Charles Murphy was reunited with relatives less than three months ago after being separated from them for years. He was just getting to know them when he died Wednesday after a struggle with Toledo police at his half-brother's house at 426 East Central Ave.
“We don't know if there was any brutality on the part of the police officers, but we need to follow up with that,” Fred Wainscott, a half-brother, said yesterday. “I feel he died because of what happened in that kitchen.”
Preliminary autopsy results indicate that Mr. Murphy, 65, who spent 24 years in a group home near Burgoon, Ohio, had multiple medical problems that could be exacerbated by physical exertion.
“A battery of further tests, including microscopic examination and toxicology, are needed to shed further light on exactly which of these diseases is the cause of death,” said Dr. Cynthia Beisser, deputy Lucas County coroner.
She said no significant trauma was found on Mr. Murphy's body, but Fred Wainscott, of Toledo, said he saw cuts and swelling on his face.
Jack Wainscott, who lives at the East Central address, said the coroner's office told him Mr. Murphy had an enlarged heart, and the incident may have triggered a heart attack.
Police Chief Mike Navarre said that, based on preliminary information from the coroner's office and interviews conducted after the incident, “there was no wrongdoing on the part of the officers.”
The investigation is continuing and will not be complete until a final ruling from the coroner.
Mr. Murphy suffered from moderate mental retardation, diabetes, emphysema, and chronic heart failure and was on several medications, said Deb Yenrick, superintendent of the Sandusky County board of mental retardation and developmental disabilities.
She said Mr. Murphy worked in one of the agency's senior programs and part-time at Sandco Industries. He was a member of the Fremont Senior Center.
“He was very well liked here. He was generally a nice guy,” she said, adding that her agency is investigating the death.
On Wednesday Mr. Murphy became upset because of a situation with money. At the group home, he received spending money weekly. He was given money when he left the home Dec. 12 for a 60-day trial stay with Jack Wainscott, but he spent it within two weeks, Ms. Yenrick said.
He asked the Sandusky County board for more money but was denied. He was upset because he didn't want to return to the home.
After talking with his service coordinator in the morning, he appeared calm.
About 2 p.m., the coordinator received a call from the group home reporting that Mr. Murphy was “having difficulty” at the Wainscott home. Board authorities called the house and learned Mr. Murphy was threatening family members.
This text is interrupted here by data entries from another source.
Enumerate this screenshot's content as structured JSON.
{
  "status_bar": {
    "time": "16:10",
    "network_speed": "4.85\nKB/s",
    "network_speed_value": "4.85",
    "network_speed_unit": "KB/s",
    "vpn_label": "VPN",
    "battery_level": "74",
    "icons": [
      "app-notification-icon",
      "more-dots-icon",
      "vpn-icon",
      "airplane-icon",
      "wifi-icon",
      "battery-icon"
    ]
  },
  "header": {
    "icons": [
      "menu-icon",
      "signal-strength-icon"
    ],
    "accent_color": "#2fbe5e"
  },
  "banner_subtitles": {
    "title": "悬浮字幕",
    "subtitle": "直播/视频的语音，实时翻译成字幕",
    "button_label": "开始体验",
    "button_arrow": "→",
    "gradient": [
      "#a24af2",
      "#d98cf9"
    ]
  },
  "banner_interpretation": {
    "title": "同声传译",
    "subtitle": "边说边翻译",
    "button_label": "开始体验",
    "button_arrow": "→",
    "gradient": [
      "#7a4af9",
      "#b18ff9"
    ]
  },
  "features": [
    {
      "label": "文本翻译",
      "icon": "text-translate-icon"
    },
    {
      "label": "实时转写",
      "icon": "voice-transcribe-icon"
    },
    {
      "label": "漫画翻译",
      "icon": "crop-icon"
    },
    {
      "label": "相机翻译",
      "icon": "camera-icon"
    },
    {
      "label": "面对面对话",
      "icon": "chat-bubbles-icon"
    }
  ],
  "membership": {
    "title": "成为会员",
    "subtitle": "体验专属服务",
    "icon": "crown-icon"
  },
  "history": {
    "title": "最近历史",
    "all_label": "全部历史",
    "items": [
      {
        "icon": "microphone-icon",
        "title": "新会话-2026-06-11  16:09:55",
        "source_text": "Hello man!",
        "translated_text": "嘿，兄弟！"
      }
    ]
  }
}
They said to call police if the threats continued.
Jack Wainscott said he hit his half-brother in the forehead and he calmed down. But the threats continued, and police were called about 3:15 p.m. On the way officers received information that Mr. Murphy was violent and called for backup. At the house officers Paul Cunningham and Nora Mugler learned about the threats and saw Mr. Murphy pacing - which relatives said was a habit.
Lt. Rick Reed said Mr. Murphy put on gloves and came into the kitchen throwing punches. The officers used aerosol Mace, which had no effect. Mr. Murphy then grabbed Officer Cunningham in a bear hug. The officers wrestled him to the floor and the three were on the floor when Sgt. Richard Moreno and Officer Brian Young arrived.
The officers used two sets of handcuffs linked together on Mr. Murphy's hands. Police said Mr. Murphy kicked with his feet, and the officers used ankle restraints. The officers then noticed the tips of Mr. Murphy's ears had turned blue, checked for a pulse, and found one.
They removed the restraints and called for medical assistance. They saw him turn blue, checked for a pulse, found none, and started cardiopulmonary resuscitation, the lieutenant said.
Mr. Murphy was pronounced dead at 4:13 p.m. at St. Vincent Mercy Medical Center. Relatives said he died at the house.
Family members present during the incident said they didn't see what happened. Jack Wainscott said he heard thumps and saw Mr. Murphy's head on the floor.
“The only thing I heard out of Charlie were two deep breaths,” he said, adding that authorities should have acted faster in the rescue effort.